» **Task to complete**:
Reproduce the whole of the data exactly.

» **Task inputs**:
*** Block opens ***
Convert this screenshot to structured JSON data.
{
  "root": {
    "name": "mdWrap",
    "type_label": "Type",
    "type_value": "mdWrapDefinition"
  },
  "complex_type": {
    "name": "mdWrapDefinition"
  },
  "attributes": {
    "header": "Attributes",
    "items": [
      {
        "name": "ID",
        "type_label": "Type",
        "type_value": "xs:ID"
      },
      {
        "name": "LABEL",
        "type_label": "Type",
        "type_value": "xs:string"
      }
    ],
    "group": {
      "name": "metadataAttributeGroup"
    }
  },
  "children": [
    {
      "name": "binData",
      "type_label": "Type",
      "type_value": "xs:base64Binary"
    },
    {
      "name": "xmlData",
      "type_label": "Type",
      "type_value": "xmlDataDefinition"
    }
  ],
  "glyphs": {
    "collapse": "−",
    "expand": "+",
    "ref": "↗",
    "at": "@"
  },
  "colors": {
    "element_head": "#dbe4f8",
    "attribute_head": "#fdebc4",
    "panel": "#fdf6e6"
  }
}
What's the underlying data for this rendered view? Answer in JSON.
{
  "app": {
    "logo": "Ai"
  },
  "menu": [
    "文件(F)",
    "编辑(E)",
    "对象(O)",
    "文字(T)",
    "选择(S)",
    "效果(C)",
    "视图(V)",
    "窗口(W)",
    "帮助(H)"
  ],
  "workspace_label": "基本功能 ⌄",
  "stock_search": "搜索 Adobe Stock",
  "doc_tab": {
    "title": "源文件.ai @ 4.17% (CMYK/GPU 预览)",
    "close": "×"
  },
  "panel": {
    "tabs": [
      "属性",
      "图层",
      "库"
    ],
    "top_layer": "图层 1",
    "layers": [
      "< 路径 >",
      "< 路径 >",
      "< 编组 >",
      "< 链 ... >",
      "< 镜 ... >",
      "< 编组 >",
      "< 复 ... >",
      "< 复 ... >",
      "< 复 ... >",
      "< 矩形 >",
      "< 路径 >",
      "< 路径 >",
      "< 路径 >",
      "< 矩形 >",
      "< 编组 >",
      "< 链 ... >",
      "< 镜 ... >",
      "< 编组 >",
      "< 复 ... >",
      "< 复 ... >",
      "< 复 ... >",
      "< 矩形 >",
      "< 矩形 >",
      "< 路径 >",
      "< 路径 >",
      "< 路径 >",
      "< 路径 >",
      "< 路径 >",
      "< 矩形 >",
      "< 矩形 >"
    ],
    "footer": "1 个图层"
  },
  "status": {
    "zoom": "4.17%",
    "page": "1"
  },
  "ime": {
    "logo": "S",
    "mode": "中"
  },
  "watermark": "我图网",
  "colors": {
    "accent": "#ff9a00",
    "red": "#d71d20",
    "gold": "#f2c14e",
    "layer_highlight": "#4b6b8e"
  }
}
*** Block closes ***
» **Written solution**:
Convert this screenshot to structured JSON data.
{
  "root": {
    "name": "mdWrap",
    "type_label": "Type",
    "type_value": "mdWrapDefinition"
  },
  "complex_type": {
    "name": "mdWrapDefinition"
  },
  "attributes": {
    "header": "Attributes",
    "items": [
      {
        "name": "ID",
        "type_label": "Type",
        "type_value": "xs:ID"
      },
      {
        "name": "LABEL",
        "type_label": "Type",
        "type_value": "xs:string"
      }
    ],
    "group": {
      "name": "metadataAttributeGroup"
    }
  },
  "children": [
    {
      "name": "binData",
      "type_label": "Type",
      "type_value": "xs:base64Binary"
    },
    {
      "name": "xmlData",
      "type_label": "Type",
      "type_value": "xmlDataDefinition"
    }
  ],
  "glyphs": {
    "collapse": "−",
    "expand": "+",
    "ref": "↗",
    "at": "@"
  },
  "colors": {
    "element_head": "#dbe4f8",
    "attribute_head": "#fdebc4",
    "panel": "#fdf6e6"
  }
}
What's the underlying data for this rendered view? Answer in JSON.
{
  "app": {
    "logo": "Ai"
  },
  "menu": [
    "文件(F)",
    "编辑(E)",
    "对象(O)",
    "文字(T)",
    "选择(S)",
    "效果(C)",
    "视图(V)",
    "窗口(W)",
    "帮助(H)"
  ],
  "workspace_label": "基本功能 ⌄",
  "stock_search": "搜索 Adobe Stock",
  "doc_tab": {
    "title": "源文件.ai @ 4.17% (CMYK/GPU 预览)",
    "close": "×"
  },
  "panel": {
    "tabs": [
      "属性",
      "图层",
      "库"
    ],
    "top_layer": "图层 1",
    "layers": [
      "< 路径 >",
      "< 路径 >",
      "< 编组 >",
      "< 链 ... >",
      "< 镜 ... >",
      "< 编组 >",
      "< 复 ... >",
      "< 复 ... >",
      "< 复 ... >",
      "< 矩形 >",
      "< 路径 >",
      "< 路径 >",
      "< 路径 >",
      "< 矩形 >",
      "< 编组 >",
      "< 链 ... >",
      "< 镜 ... >",
      "< 编组 >",
      "< 复 ... >",
      "< 复 ... >",
      "< 复 ... >",
      "< 矩形 >",
      "< 矩形 >",
      "< 路径 >",
      "< 路径 >",
      "< 路径 >",
      "< 路径 >",
      "< 路径 >",
      "< 矩形 >",
      "< 矩形 >"
    ],
    "footer": "1 个图层"
  },
  "status": {
    "zoom": "4.17%",
    "page": "1"
  },
  "ime": {
    "logo": "S",
    "mode": "中"
  },
  "watermark": "我图网",
  "colors": {
    "accent": "#ff9a00",
    "red": "#d71d20",
    "gold": "#f2c14e",
    "layer_highlight": "#4b6b8e"
  }
}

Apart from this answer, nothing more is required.